Several states showed strong upward movement. Ohio moved to 36 from 45 after the Ohio Livestock Care Standards Board adopted standards to phase out veal and gestation crates and tail docking of dairy cows and barred new battery-cage egg facilities and required humane euthanasia of downer cows. The state will be under close scrutiny this year as it considers vital legislation to ban the private ownership of dangerous exotics, to make cockfighting a felony, and to set up humane standards for large-scale commercial dog breeding operations―all elements of an eight-point agreement worked out between The HSUS, the Ohio Farm Bureau Federation and other agricultural commodity groups.

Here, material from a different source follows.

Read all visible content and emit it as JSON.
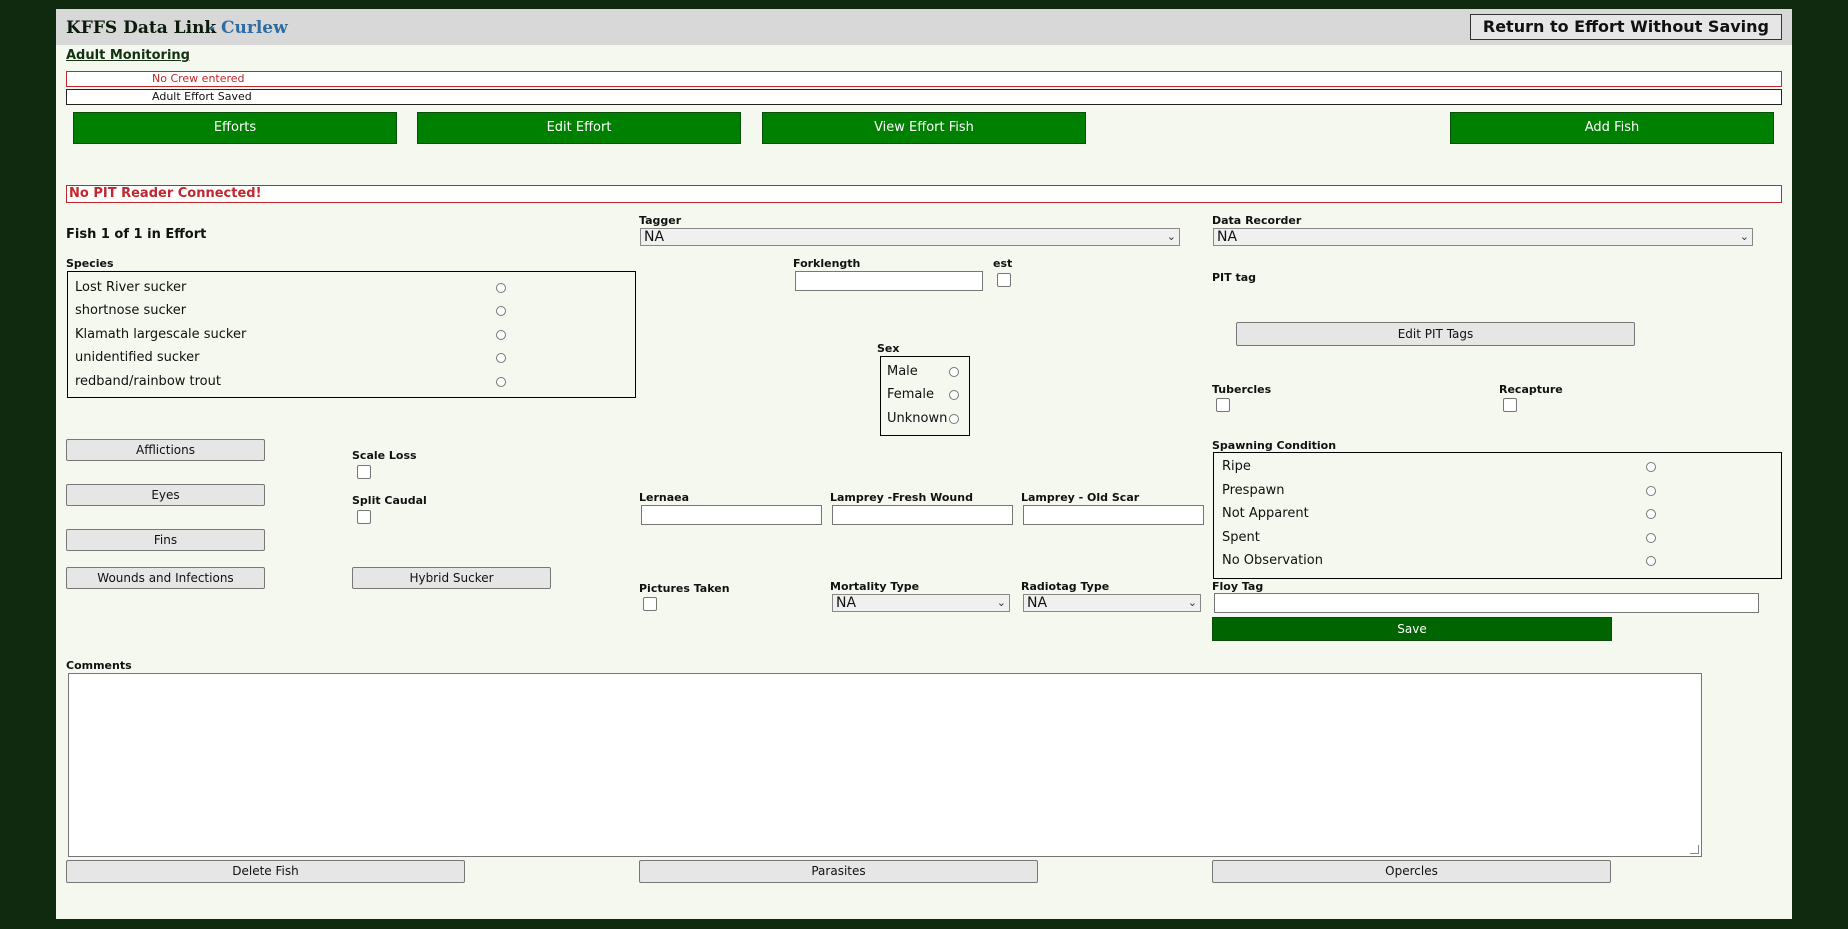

Texas (tied for 25) moved up from 36 the year before, after passing legislation to upgrade its anti-cockfighting law and to pass humane breeding standards for dogs and cats. Hawaii (tied for 38) climbed from 45 because it strengthened its anti-dogfighting law, just a year after it banned the sale and possession of shark fins. Maryland (tied for 15, from 19) worked to improve the state’s puppy mill law. Oregon (tied for second place) surged from 10 a year earlier after another set of solid policy-making advances. Both California and Oregon, along with Washington state (tied for sixth place), enacted legislation to prohibit the sale and possession of shark fins.

In 2011, The HSUS helped pass 90 new laws and regulations to protect animals and helped to defeat more than a hundred harmful measures.

The ranking was based on 66 different animal protection issues in 10 major animal protection categories including: animal fighting; animal cruelty; puppy mills; use of animals in research; equine protection; wildlife abuse; factory farming; fur and trapping; exotic animals; and companion animal laws. The HSUS ranking provides a different frame of reference than the recent report published by the Animal Legal Defense Fund, which are focused on the broad range of provisions that are included in state and territorial anti-cruelty statutes. Together, both the HSUS and ALDF ratings provide important yet distinct measures of how states are dealing with a broad range of animal welfare problems in society.